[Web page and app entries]
- - - - - - -
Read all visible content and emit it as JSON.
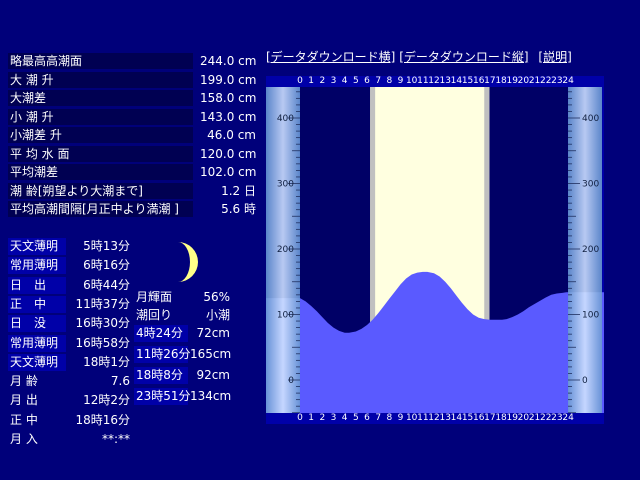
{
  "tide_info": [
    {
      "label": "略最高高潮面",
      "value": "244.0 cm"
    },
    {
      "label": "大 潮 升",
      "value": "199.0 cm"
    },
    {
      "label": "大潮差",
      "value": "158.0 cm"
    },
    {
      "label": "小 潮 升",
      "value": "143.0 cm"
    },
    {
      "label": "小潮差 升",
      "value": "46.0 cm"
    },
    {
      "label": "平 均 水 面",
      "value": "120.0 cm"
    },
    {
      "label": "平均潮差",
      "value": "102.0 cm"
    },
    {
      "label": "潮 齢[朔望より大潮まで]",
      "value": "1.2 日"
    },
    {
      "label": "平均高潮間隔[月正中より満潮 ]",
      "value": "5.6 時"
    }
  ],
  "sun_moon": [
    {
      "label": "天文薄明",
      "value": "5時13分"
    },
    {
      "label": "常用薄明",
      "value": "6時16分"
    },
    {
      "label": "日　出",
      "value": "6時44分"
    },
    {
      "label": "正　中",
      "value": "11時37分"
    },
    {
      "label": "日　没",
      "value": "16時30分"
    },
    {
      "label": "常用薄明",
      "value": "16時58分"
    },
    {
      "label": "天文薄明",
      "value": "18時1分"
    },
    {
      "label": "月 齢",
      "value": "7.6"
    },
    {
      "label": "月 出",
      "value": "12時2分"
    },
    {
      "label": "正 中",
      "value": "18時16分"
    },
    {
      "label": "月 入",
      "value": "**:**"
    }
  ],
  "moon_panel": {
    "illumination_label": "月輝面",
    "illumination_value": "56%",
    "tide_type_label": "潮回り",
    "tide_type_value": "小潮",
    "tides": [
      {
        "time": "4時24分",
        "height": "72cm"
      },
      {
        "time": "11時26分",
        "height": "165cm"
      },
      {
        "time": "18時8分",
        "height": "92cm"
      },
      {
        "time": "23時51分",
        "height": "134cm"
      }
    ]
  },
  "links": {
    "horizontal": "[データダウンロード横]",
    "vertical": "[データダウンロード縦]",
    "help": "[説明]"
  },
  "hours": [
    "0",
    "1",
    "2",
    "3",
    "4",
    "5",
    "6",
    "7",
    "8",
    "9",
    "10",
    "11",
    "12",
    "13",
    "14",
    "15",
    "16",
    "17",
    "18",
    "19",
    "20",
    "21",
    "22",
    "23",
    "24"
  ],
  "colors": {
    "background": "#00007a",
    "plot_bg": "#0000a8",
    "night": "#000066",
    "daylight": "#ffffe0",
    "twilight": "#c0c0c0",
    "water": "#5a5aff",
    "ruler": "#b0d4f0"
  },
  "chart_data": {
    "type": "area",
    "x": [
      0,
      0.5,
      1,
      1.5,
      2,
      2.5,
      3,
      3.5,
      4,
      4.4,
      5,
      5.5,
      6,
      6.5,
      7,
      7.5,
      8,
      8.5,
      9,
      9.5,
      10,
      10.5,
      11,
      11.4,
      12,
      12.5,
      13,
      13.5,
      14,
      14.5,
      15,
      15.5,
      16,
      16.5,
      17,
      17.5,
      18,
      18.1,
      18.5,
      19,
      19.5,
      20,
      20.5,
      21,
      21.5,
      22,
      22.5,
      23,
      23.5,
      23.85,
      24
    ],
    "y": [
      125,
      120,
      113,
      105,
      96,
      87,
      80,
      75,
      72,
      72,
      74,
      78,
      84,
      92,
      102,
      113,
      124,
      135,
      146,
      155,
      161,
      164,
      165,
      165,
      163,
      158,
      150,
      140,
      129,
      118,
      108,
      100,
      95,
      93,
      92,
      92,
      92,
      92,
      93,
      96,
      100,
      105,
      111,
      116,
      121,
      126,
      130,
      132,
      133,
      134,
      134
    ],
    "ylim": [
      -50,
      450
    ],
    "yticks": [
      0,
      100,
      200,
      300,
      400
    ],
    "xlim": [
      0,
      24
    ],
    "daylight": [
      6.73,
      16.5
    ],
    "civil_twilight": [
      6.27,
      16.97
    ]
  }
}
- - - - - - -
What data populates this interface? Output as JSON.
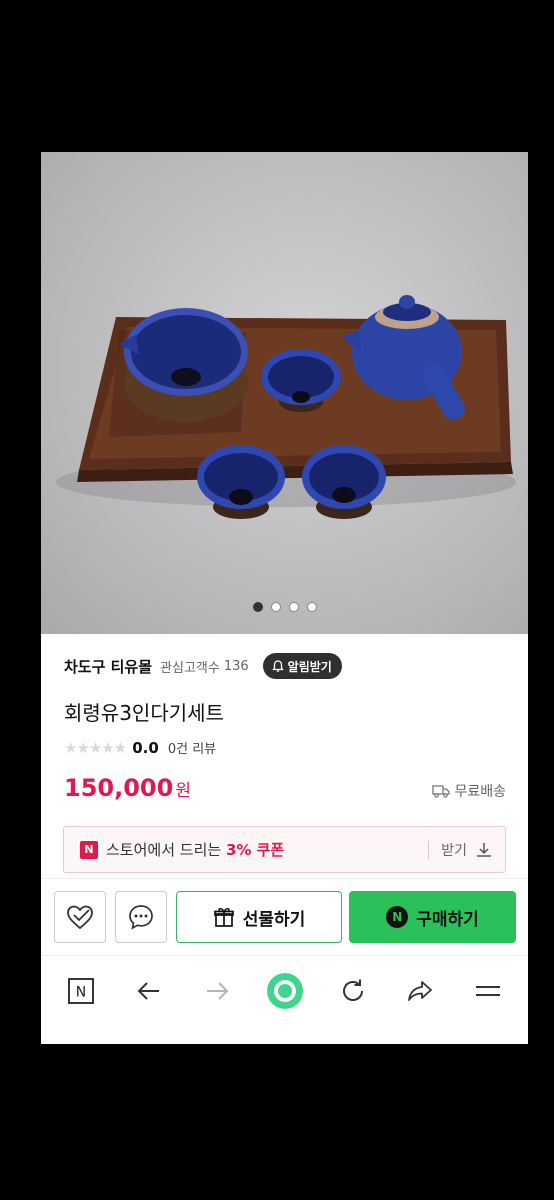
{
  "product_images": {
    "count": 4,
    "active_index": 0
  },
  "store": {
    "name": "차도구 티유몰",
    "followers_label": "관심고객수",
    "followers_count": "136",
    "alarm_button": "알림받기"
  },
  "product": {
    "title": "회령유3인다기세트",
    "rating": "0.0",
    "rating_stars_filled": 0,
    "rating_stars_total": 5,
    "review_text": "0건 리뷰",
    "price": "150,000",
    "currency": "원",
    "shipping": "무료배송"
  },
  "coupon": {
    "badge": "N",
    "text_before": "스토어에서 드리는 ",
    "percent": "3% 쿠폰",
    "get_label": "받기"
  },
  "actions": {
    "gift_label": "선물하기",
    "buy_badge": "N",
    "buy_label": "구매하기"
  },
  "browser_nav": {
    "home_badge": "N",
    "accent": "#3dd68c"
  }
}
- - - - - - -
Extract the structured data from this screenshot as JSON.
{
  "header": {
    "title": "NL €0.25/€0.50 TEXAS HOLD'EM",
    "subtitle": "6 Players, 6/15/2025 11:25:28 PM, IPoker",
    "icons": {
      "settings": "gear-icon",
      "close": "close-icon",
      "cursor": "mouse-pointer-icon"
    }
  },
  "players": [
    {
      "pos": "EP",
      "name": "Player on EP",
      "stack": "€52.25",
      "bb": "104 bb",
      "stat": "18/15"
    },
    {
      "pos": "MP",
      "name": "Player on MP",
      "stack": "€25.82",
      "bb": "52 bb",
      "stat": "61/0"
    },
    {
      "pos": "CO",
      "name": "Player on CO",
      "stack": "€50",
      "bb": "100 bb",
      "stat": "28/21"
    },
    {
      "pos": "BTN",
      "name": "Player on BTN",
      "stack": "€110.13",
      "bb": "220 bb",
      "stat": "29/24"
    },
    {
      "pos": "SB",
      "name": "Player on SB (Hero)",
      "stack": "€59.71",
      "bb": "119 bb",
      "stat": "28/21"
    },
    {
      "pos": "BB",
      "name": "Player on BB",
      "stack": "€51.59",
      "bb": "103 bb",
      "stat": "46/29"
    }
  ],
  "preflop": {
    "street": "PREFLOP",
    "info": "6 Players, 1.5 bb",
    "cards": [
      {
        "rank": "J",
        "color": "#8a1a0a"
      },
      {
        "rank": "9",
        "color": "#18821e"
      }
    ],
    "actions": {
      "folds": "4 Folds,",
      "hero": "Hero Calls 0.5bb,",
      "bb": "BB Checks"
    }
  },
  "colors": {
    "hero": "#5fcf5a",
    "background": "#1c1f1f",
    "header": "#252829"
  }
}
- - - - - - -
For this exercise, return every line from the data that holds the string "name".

    "name": "차도구 티유몰",
      "name": "Player on EP",
      "name": "Player on MP",
      "name": "Player on CO",
      "name": "Player on BTN",
      "name": "Player on SB (Hero)",
      "name": "Player on BB",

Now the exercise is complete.